The Bye Bye Man is the kind of film that is so boring and bereft of anything of possible interest that it becomes infuriating.
* This filmography is not intended to be a comprehensive list of this artist’s work. Instead it reflects the films this person has been involved with that have been reviewed on this site.
A look back at Michael Mann's "Ali."
We have in the past examined my stunning and unforgettable cameo appearance in David Mamet's 1987 directorial debut feature "House of Games." What you may not know is that I also co-starred with Kris Kristofferson, Keith Carradine, Genevieve Bujold, Lori Singer, Joe Morton and Divine in Alan Rudolph's 1986 "Trouble in Mind," which was also shot in Seattle. Well, OK, I appeared in the background of a few shots. But I did share screen space with Singer ("Footloose," "Short Cuts") -- and Kristofferson, for at least a few 24 fps frames. As you can see above.
Here's the behind-the-scenes set-up: I was having the time of my life booking first-run "art films" at my friend Ann Browder's 250-seat Market Theater, formerly the Pike Place Cinema in the cobblestone Lower Post Alley in Seattle's historic Pike Place Farmer's Market. I can't remember how I had met Alan Rudolph, but I had interviewed him a few times and he had the world premiere his first film, "Welcome to L.A." (1977) in Seattle at the Harvard Exit Theater. (Robert Altman made one of his many trips to Seattle for that premiere, and hosted the world premiere of "3 Women" at the same theater.) "Choose Me" had also been a smash at the Seattle International Film Festival, of which I was a co-director/programmer.

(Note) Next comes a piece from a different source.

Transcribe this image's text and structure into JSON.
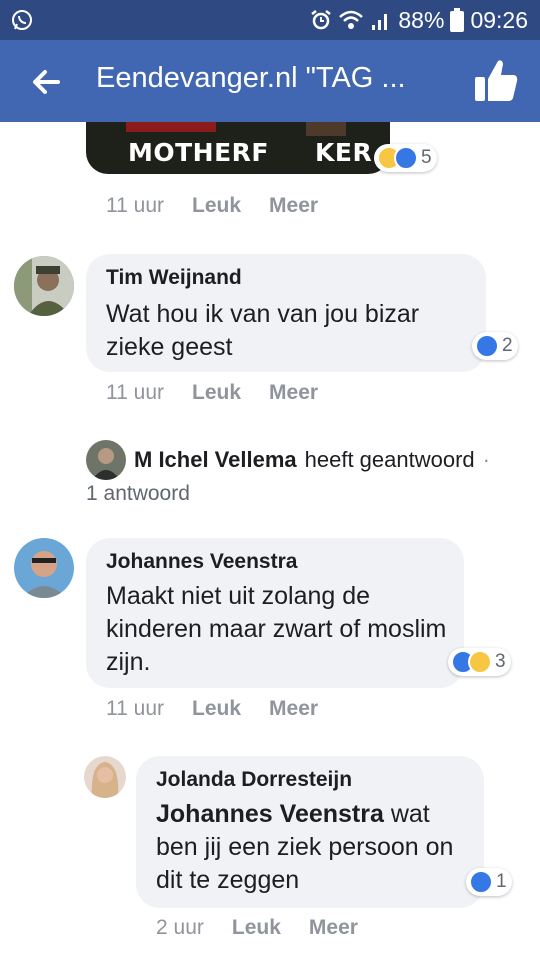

Anyway, this all comes together, trust me...
Film festivals allow you to get way ahead on your movie viewing. At Sundance, Cannes, Telluride and Toronto you can see movies that will be released throughout the coming year and into the next. That's what Roger Ebert does every year, and here are some of the movies he's already written about for the next few months, into November....
PARK CITY, Utah – Robin Tunney sits in the corner of an empty coffee house and smiles about the fact that her TV series “Prison Break” has made her recognizable everywhere she goes. “It’s not something I pursued, doing TV. I’ve been broke in my career, and that’s okay. I love doing indie films.”